A few years ago, I got into the habit of telling stories about giants to the four-year-old son of friends. I told him one and he liked it and asked for more. So I got online and found a few. Then my own son arrived and I got to use them a second time. Some of them were ancient stories – fables from all over the place, cautionary tales, adventures – but the second time around I made a few up myself.
Then I thought, what about writing a giant story? A story about a really, really tall human and – here’s the brave bit – not for kids. What about someone who’s father brings a giant home when the central character is young enough and small enough for the visitor to seem enormous, like a storybook figure?
Why would someone’s father bring a giant home? (So much of writing is about finding the questions and facing them, and occasionally they’re questions you could never expect. Questions weird enough that you sit there thinking, ‘Really? That’s the question I have to answer now? Why would someone’s father bring a giant home?’)
Because it’s the 70s, he’s made a packet in the Poseidon nickel boom and he’s been looking out for his next fabulous money spinner. And, in a bar in Brisbane, he meets a Texan who sells him the Australasian rights to American football. Part of the package is a crazily tall young quarterback with a wrecked shoulder, and the quarterback and the father travel the country trying to sign up franchisees for the individual teams.
I liked that idea, a wide-eyed young narrator living this weird life because of his father’s lucky break, being the only kid at school with a giant – an actual giant – at home.
The story of that time came pretty easily – the giant who lives under the house and who benchpresses old concrete laundry sinks but who tells the narrator giant stories and who wants to be a writer. The giant who gets bronzed for a photoshoot, who is good for one huge pass but who then needs his shoulder put back in. Plenty of ideas came along for that part of the story, but I wanted to do more.
So I thought, bring it to now. Close to now. Years pass without contact, but then my narrator and the giant are back in contact again.
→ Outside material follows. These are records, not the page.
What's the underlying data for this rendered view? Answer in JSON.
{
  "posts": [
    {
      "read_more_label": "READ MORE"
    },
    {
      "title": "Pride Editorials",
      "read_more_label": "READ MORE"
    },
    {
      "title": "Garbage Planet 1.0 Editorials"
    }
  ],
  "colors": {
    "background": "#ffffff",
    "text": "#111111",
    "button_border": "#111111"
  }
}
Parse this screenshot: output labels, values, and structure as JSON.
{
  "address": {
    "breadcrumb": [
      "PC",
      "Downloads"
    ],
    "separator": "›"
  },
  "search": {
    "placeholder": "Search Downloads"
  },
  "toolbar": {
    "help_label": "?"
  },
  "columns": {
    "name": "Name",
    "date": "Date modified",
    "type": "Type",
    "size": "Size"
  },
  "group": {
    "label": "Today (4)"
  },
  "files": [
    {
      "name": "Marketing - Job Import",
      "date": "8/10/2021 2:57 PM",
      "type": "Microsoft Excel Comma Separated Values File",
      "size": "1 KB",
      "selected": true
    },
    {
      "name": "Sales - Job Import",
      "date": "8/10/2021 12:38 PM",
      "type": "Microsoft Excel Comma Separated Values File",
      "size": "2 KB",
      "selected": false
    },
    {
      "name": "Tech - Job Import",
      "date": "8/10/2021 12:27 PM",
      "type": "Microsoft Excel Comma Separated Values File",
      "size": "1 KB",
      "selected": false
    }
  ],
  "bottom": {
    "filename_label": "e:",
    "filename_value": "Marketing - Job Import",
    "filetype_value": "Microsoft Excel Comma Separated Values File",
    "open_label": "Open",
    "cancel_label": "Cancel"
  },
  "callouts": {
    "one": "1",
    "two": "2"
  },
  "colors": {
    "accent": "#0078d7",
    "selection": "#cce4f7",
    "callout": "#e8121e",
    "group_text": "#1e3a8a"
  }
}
The giant’s a professor at a US liberal arts college and known for his microfiction. The narrator’s a writer too. Maybe those childhood stories were an influence. But something’s not right. It’s not a straightforward joyous reunion. Something else is going on. For some reason, the narrator needs the giant.
So I got to thinking: when, where, what is the reason? It’s happening in America, so I thought of my own experience as a writer in America. My big break there as a novelist, and the bizarre timing that made it go wrong. And I thought, I’m dropping him in that. I’m giving him my awesome meeting in the Flat-Iron Building in New York and the deal that came from it, and I’m giving him what happened next when it went wrong.
And I’m dropping that – moments from some of the more unsettling weeks of my life – into part two of my giant story.
How has the narrator changed? How has the giant changed? How has the world changed? It was a great chance to explore all of that. And to look at stories, and how they work their way into us, and what they can mean when the certainties of the world turn out to be way less certain than we’d hoped.
Nick, I love how you share the thought processes behind your writing. It’s fascinating to see how you work and how the end result is formed. It makes me think more about my own writing. Thank you.